ALEXANDRIA, Va. Following last night’s failure in the Senate to achieve cloture on H.R. 6331, the Medicare Improvements for Patients and Providers Act of 2008, National Association of Chain Drug Stores president and chief executive officer Steve Anderson issued a statement of thanks to the legislators who backed the bill and have been working to get it passed.
Despite overwhelming support in the House of Representatives, where it passed earlier in the week by a vote of 355-59, the vote last night was just shy the two-thirds needed, at 58-40 with two abstentions—one of whom was Democratic Sen. Edward Kennedy of Massachusetts, who was absent for health reasons. “Last night it was clear that 59 Senators were in favor of moving forward with the bill, including nine Republicans,” Anderson stated.
The statement also noted that “NACDS would like to thank those who supported the bill that would prevent pharmacies from facing below cost payments when serving low income patients. We recognize the leadership of Senator Max Baucus, D-Mont., and Representative Frank Pallone, D-N.J., to help prevent drastic pharmacy Medicaid reimbursement cuts—the so-called AMP cuts. Their efforts have not gone unnoticed by retail pharmacies across the country and we thank them for their commitment to our industry and some of its most vulnerable patients.”
The failure to move forward does not spell the end of the fight, Anderson pointed out. “NACDS will continue to do everything possible to find a legislative solution to the problem of Medicaid reimbursement cuts that affect pharmacy.”
Among the provisions in the bill, NACDS supported instituting a program of electronic prescribing in Medicare, “to help improve efficiencies and reduce medical errors in our nation’s health care system; ensuring that pharmacies in the Medicare Part D program are reimbursed in a timely fashion; and providing a delay in the implementation of the competitive bidding program for durable medical equipment.” Many other pharmacy advocacy groups supported these initiatives, as well.

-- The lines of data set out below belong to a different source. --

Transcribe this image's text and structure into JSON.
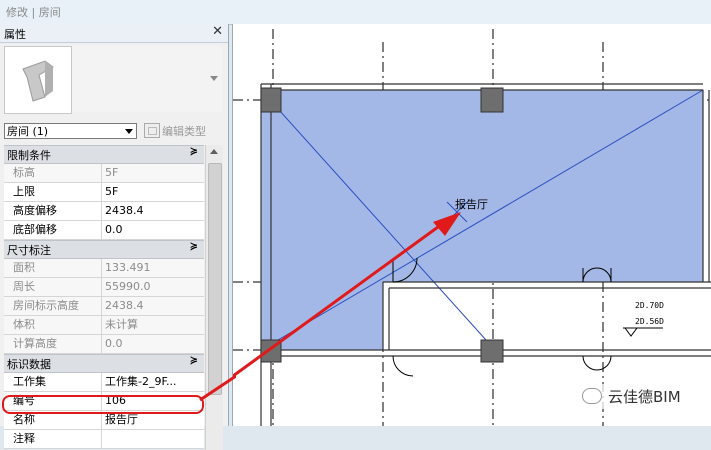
{
  "window": {
    "title": "修改 | 房间"
  },
  "properties_panel": {
    "title": "属性",
    "close_glyph": "✕",
    "type_selector": "房间 (1)",
    "edit_type_label": "编辑类型",
    "sections": [
      {
        "title": "限制条件",
        "collapse": "≽",
        "rows": [
          {
            "key": "标高",
            "value": "5F",
            "dim": true
          },
          {
            "key": "上限",
            "value": "5F",
            "dim": false
          },
          {
            "key": "高度偏移",
            "value": "2438.4",
            "dim": false
          },
          {
            "key": "底部偏移",
            "value": "0.0",
            "dim": false
          }
        ]
      },
      {
        "title": "尺寸标注",
        "collapse": "≽",
        "rows": [
          {
            "key": "面积",
            "value": "133.491",
            "dim": true
          },
          {
            "key": "周长",
            "value": "55990.0",
            "dim": true
          },
          {
            "key": "房间标示高度",
            "value": "2438.4",
            "dim": true
          },
          {
            "key": "体积",
            "value": "未计算",
            "dim": true
          },
          {
            "key": "计算高度",
            "value": "0.0",
            "dim": true
          }
        ]
      },
      {
        "title": "标识数据",
        "collapse": "≽",
        "rows": [
          {
            "key": "工作集",
            "value": "工作集-2_9F...",
            "dim": false
          },
          {
            "key": "编号",
            "value": "106",
            "dim": false
          },
          {
            "key": "名称",
            "value": "报告厅",
            "dim": false
          },
          {
            "key": "注释",
            "value": "",
            "dim": false
          }
        ]
      }
    ]
  },
  "drawing": {
    "room_label": "报告厅",
    "level_tag_top": "2D.70D",
    "level_tag_bottom": "2D.56D"
  },
  "colors": {
    "room_fill": "#a3b8e6",
    "room_edge": "#3a5fc8",
    "annotation_red": "#e01a1a"
  },
  "watermark": {
    "text": "云佳德BIM"
  }
}
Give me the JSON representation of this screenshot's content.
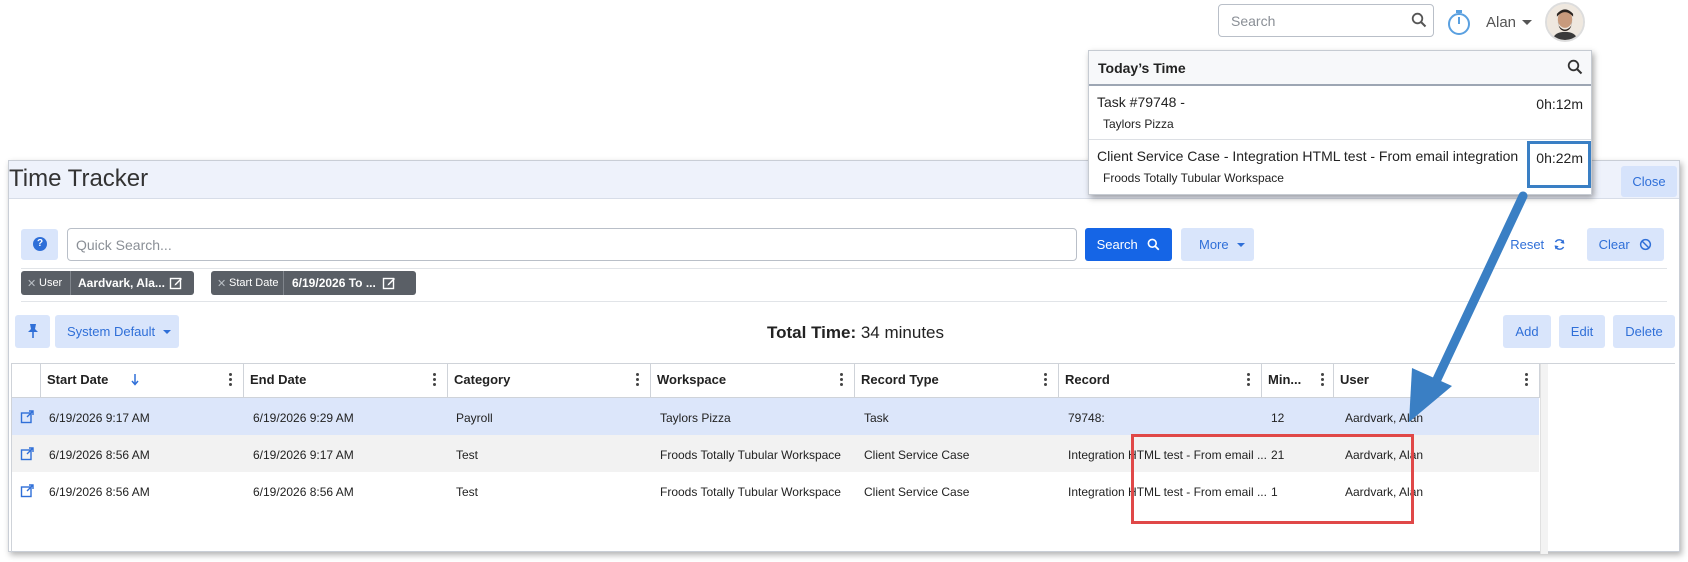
{
  "topbar": {
    "search_placeholder": "Search",
    "user_name": "Alan",
    "icons": [
      "search-icon",
      "stopwatch-icon",
      "user-avatar"
    ]
  },
  "todays_time": {
    "title": "Today’s Time",
    "items": [
      {
        "title": "Task #79748 -",
        "subtitle": "Taylors Pizza",
        "time": "0h:12m"
      },
      {
        "title": "Client Service Case - Integration HTML test - From email integration",
        "subtitle": "Froods Totally Tubular Workspace",
        "time": "0h:22m"
      }
    ]
  },
  "window": {
    "title": "Time Tracker",
    "close_label": "Close"
  },
  "toolbar": {
    "help_label": "?",
    "quick_search_placeholder": "Quick Search...",
    "search_label": "Search",
    "more_label": "More",
    "reset_label": "Reset",
    "clear_label": "Clear"
  },
  "filters": [
    {
      "label": "User",
      "value": "Aardvark, Ala..."
    },
    {
      "label": "Start Date",
      "value": "6/19/2026 To ..."
    }
  ],
  "grid_toolbar": {
    "view_label": "System Default",
    "total_label": "Total Time:",
    "total_value": "34 minutes",
    "add_label": "Add",
    "edit_label": "Edit",
    "delete_label": "Delete"
  },
  "table": {
    "columns": [
      "Start Date",
      "End Date",
      "Category",
      "Workspace",
      "Record Type",
      "Record",
      "Min...",
      "User"
    ],
    "sort": {
      "column": "Start Date",
      "direction": "descending"
    },
    "rows": [
      [
        "6/19/2026 9:17 AM",
        "6/19/2026 9:29 AM",
        "Payroll",
        "Taylors Pizza",
        "Task",
        "79748:",
        "12",
        "Aardvark, Alan"
      ],
      [
        "6/19/2026 8:56 AM",
        "6/19/2026 9:17 AM",
        "Test",
        "Froods Totally Tubular Workspace",
        "Client Service Case",
        "Integration HTML test - From email ...",
        "21",
        "Aardvark, Alan"
      ],
      [
        "6/19/2026 8:56 AM",
        "6/19/2026 8:56 AM",
        "Test",
        "Froods Totally Tubular Workspace",
        "Client Service Case",
        "Integration HTML test - From email ...",
        "1",
        "Aardvark, Alan"
      ]
    ]
  },
  "colors": {
    "primary": "#1565e6",
    "light_button": "#d9e5fb",
    "selected_row": "#dce6fa",
    "alt_row": "#f2f2f2",
    "annotation_blue": "#3a7fc4",
    "annotation_red": "#e04848"
  }
}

“The battle continues,” concluded Anderson’s statement, “and NACDS looks forward to working with Congress on legislation that will help to ensure low-income patients and seniors have access to retail pharmacies.”